Retype all of the data that follows, line for line.
Segment Start: Supplied records
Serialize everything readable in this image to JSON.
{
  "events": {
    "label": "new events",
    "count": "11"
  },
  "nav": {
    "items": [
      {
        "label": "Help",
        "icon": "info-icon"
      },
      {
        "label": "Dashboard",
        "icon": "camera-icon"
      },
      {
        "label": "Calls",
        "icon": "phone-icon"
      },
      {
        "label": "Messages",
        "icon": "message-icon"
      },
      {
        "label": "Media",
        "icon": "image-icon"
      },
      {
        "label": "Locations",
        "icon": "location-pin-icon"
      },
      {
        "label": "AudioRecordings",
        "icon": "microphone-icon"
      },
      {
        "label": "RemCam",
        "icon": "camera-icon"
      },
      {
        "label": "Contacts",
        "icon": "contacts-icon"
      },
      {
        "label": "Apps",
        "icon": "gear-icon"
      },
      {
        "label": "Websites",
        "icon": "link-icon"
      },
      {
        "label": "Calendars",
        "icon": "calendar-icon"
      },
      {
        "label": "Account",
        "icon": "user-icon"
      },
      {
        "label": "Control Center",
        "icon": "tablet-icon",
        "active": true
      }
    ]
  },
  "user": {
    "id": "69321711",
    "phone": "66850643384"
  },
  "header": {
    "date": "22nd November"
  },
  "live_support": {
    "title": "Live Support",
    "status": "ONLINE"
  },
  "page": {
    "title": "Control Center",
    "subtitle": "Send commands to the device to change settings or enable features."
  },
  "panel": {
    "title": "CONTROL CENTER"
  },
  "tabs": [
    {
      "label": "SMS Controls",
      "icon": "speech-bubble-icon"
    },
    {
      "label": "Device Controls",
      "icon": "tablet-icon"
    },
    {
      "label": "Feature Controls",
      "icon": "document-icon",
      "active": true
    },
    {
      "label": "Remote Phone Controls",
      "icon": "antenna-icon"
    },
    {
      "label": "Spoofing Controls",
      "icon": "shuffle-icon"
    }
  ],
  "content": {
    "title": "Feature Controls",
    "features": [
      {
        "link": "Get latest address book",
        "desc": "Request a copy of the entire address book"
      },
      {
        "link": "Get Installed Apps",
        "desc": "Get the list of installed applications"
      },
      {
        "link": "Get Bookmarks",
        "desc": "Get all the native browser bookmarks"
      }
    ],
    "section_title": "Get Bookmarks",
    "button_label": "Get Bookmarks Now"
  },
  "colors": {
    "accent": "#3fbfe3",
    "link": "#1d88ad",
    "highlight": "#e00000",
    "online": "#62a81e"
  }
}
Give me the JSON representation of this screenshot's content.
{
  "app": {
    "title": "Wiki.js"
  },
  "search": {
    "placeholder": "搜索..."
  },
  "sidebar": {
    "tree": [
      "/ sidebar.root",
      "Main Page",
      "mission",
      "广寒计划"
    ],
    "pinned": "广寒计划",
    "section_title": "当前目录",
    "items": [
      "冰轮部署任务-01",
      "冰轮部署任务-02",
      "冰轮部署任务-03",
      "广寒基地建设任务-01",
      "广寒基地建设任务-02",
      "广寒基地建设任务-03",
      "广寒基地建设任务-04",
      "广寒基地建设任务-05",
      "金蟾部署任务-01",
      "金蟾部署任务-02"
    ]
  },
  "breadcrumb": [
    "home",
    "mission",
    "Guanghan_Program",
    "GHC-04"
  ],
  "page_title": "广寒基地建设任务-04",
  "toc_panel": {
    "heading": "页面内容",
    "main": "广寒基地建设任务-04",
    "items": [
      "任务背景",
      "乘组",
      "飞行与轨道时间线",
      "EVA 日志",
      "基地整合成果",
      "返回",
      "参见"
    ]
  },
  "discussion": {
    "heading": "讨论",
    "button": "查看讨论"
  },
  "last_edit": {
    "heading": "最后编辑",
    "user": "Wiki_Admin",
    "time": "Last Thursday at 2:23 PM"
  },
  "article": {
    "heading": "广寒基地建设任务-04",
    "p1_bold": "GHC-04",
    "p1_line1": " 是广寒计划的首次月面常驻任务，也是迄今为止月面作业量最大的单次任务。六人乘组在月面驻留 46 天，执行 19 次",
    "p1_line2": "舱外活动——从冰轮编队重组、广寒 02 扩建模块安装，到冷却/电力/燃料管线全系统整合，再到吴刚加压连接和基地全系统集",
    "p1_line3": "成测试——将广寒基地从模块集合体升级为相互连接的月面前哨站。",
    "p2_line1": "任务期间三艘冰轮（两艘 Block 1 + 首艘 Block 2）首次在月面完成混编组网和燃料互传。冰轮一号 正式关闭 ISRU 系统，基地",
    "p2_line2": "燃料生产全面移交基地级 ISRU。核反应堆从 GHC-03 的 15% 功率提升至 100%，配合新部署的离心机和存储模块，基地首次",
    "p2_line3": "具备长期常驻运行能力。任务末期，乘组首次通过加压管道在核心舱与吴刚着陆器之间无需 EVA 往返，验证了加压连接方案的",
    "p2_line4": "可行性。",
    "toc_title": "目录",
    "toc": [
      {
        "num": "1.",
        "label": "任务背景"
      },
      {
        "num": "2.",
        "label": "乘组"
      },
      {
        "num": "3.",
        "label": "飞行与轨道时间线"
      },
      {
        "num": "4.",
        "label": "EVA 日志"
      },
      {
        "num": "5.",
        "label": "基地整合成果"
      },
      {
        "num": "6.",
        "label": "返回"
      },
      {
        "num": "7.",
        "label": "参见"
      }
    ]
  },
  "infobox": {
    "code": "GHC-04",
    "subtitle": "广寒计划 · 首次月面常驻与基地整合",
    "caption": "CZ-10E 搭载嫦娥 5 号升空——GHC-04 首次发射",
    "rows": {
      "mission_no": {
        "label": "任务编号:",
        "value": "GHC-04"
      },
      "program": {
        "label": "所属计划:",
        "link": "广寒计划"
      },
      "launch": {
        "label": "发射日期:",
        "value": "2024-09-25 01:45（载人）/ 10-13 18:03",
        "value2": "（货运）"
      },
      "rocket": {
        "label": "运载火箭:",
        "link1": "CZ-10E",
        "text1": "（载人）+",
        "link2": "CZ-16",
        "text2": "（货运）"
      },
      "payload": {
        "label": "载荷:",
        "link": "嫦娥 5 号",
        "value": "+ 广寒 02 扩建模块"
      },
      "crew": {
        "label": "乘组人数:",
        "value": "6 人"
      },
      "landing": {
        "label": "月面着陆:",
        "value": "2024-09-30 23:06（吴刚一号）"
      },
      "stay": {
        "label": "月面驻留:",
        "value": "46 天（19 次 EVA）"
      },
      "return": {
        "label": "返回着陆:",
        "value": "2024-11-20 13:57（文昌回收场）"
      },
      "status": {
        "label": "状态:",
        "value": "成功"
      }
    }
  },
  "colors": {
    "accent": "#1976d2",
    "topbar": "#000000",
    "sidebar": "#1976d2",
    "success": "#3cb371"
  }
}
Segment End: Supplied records
Answer area:
Serialize everything readable in this image to JSON.
{
  "events": {
    "label": "new events",
    "count": "11"
  },
  "nav": {
    "items": [
      {
        "label": "Help",
        "icon": "info-icon"
      },
      {
        "label": "Dashboard",
        "icon": "camera-icon"
      },
      {
        "label": "Calls",
        "icon": "phone-icon"
      },
      {
        "label": "Messages",
        "icon": "message-icon"
      },
      {
        "label": "Media",
        "icon": "image-icon"
      },
      {
        "label": "Locations",
        "icon": "location-pin-icon"
      },
      {
        "label": "AudioRecordings",
        "icon": "microphone-icon"
      },
      {
        "label": "RemCam",
        "icon": "camera-icon"
      },
      {
        "label": "Contacts",
        "icon": "contacts-icon"
      },
      {
        "label": "Apps",
        "icon": "gear-icon"
      },
      {
        "label": "Websites",
        "icon": "link-icon"
      },
      {
        "label": "Calendars",
        "icon": "calendar-icon"
      },
      {
        "label": "Account",
        "icon": "user-icon"
      },
      {
        "label": "Control Center",
        "icon": "tablet-icon",
        "active": true
      }
    ]
  },
  "user": {
    "id": "69321711",
    "phone": "66850643384"
  },
  "header": {
    "date": "22nd November"
  },
  "live_support": {
    "title": "Live Support",
    "status": "ONLINE"
  },
  "page": {
    "title": "Control Center",
    "subtitle": "Send commands to the device to change settings or enable features."
  },
  "panel": {
    "title": "CONTROL CENTER"
  },
  "tabs": [
    {
      "label": "SMS Controls",
      "icon": "speech-bubble-icon"
    },
    {
      "label": "Device Controls",
      "icon": "tablet-icon"
    },
    {
      "label": "Feature Controls",
      "icon": "document-icon",
      "active": true
    },
    {
      "label": "Remote Phone Controls",
      "icon": "antenna-icon"
    },
    {
      "label": "Spoofing Controls",
      "icon": "shuffle-icon"
    }
  ],
  "content": {
    "title": "Feature Controls",
    "features": [
      {
        "link": "Get latest address book",
        "desc": "Request a copy of the entire address book"
      },
      {
        "link": "Get Installed Apps",
        "desc": "Get the list of installed applications"
      },
      {
        "link": "Get Bookmarks",
        "desc": "Get all the native browser bookmarks"
      }
    ],
    "section_title": "Get Bookmarks",
    "button_label": "Get Bookmarks Now"
  },
  "colors": {
    "accent": "#3fbfe3",
    "link": "#1d88ad",
    "highlight": "#e00000",
    "online": "#62a81e"
  }
}
Give me the JSON representation of this screenshot's content.
{
  "app": {
    "title": "Wiki.js"
  },
  "search": {
    "placeholder": "搜索..."
  },
  "sidebar": {
    "tree": [
      "/ sidebar.root",
      "Main Page",
      "mission",
      "广寒计划"
    ],
    "pinned": "广寒计划",
    "section_title": "当前目录",
    "items": [
      "冰轮部署任务-01",
      "冰轮部署任务-02",
      "冰轮部署任务-03",
      "广寒基地建设任务-01",
      "广寒基地建设任务-02",
      "广寒基地建设任务-03",
      "广寒基地建设任务-04",
      "广寒基地建设任务-05",
      "金蟾部署任务-01",
      "金蟾部署任务-02"
    ]
  },
  "breadcrumb": [
    "home",
    "mission",
    "Guanghan_Program",
    "GHC-04"
  ],
  "page_title": "广寒基地建设任务-04",
  "toc_panel": {
    "heading": "页面内容",
    "main": "广寒基地建设任务-04",
    "items": [
      "任务背景",
      "乘组",
      "飞行与轨道时间线",
      "EVA 日志",
      "基地整合成果",
      "返回",
      "参见"
    ]
  },
  "discussion": {
    "heading": "讨论",
    "button": "查看讨论"
  },
  "last_edit": {
    "heading": "最后编辑",
    "user": "Wiki_Admin",
    "time": "Last Thursday at 2:23 PM"
  },
  "article": {
    "heading": "广寒基地建设任务-04",
    "p1_bold": "GHC-04",
    "p1_line1": " 是广寒计划的首次月面常驻任务，也是迄今为止月面作业量最大的单次任务。六人乘组在月面驻留 46 天，执行 19 次",
    "p1_line2": "舱外活动——从冰轮编队重组、广寒 02 扩建模块安装，到冷却/电力/燃料管线全系统整合，再到吴刚加压连接和基地全系统集",
    "p1_line3": "成测试——将广寒基地从模块集合体升级为相互连接的月面前哨站。",
    "p2_line1": "任务期间三艘冰轮（两艘 Block 1 + 首艘 Block 2）首次在月面完成混编组网和燃料互传。冰轮一号 正式关闭 ISRU 系统，基地",
    "p2_line2": "燃料生产全面移交基地级 ISRU。核反应堆从 GHC-03 的 15% 功率提升至 100%，配合新部署的离心机和存储模块，基地首次",
    "p2_line3": "具备长期常驻运行能力。任务末期，乘组首次通过加压管道在核心舱与吴刚着陆器之间无需 EVA 往返，验证了加压连接方案的",
    "p2_line4": "可行性。",
    "toc_title": "目录",
    "toc": [
      {
        "num": "1.",
        "label": "任务背景"
      },
      {
        "num": "2.",
        "label": "乘组"
      },
      {
        "num": "3.",
        "label": "飞行与轨道时间线"
      },
      {
        "num": "4.",
        "label": "EVA 日志"
      },
      {
        "num": "5.",
        "label": "基地整合成果"
      },
      {
        "num": "6.",
        "label": "返回"
      },
      {
        "num": "7.",
        "label": "参见"
      }
    ]
  },
  "infobox": {
    "code": "GHC-04",
    "subtitle": "广寒计划 · 首次月面常驻与基地整合",
    "caption": "CZ-10E 搭载嫦娥 5 号升空——GHC-04 首次发射",
    "rows": {
      "mission_no": {
        "label": "任务编号:",
        "value": "GHC-04"
      },
      "program": {
        "label": "所属计划:",
        "link": "广寒计划"
      },
      "launch": {
        "label": "发射日期:",
        "value": "2024-09-25 01:45（载人）/ 10-13 18:03",
        "value2": "（货运）"
      },
      "rocket": {
        "label": "运载火箭:",
        "link1": "CZ-10E",
        "text1": "（载人）+",
        "link2": "CZ-16",
        "text2": "（货运）"
      },
      "payload": {
        "label": "载荷:",
        "link": "嫦娥 5 号",
        "value": "+ 广寒 02 扩建模块"
      },
      "crew": {
        "label": "乘组人数:",
        "value": "6 人"
      },
      "landing": {
        "label": "月面着陆:",
        "value": "2024-09-30 23:06（吴刚一号）"
      },
      "stay": {
        "label": "月面驻留:",
        "value": "46 天（19 次 EVA）"
      },
      "return": {
        "label": "返回着陆:",
        "value": "2024-11-20 13:57（文昌回收场）"
      },
      "status": {
        "label": "状态:",
        "value": "成功"
      }
    }
  },
  "colors": {
    "accent": "#1976d2",
    "topbar": "#000000",
    "sidebar": "#1976d2",
    "success": "#3cb371"
  }
}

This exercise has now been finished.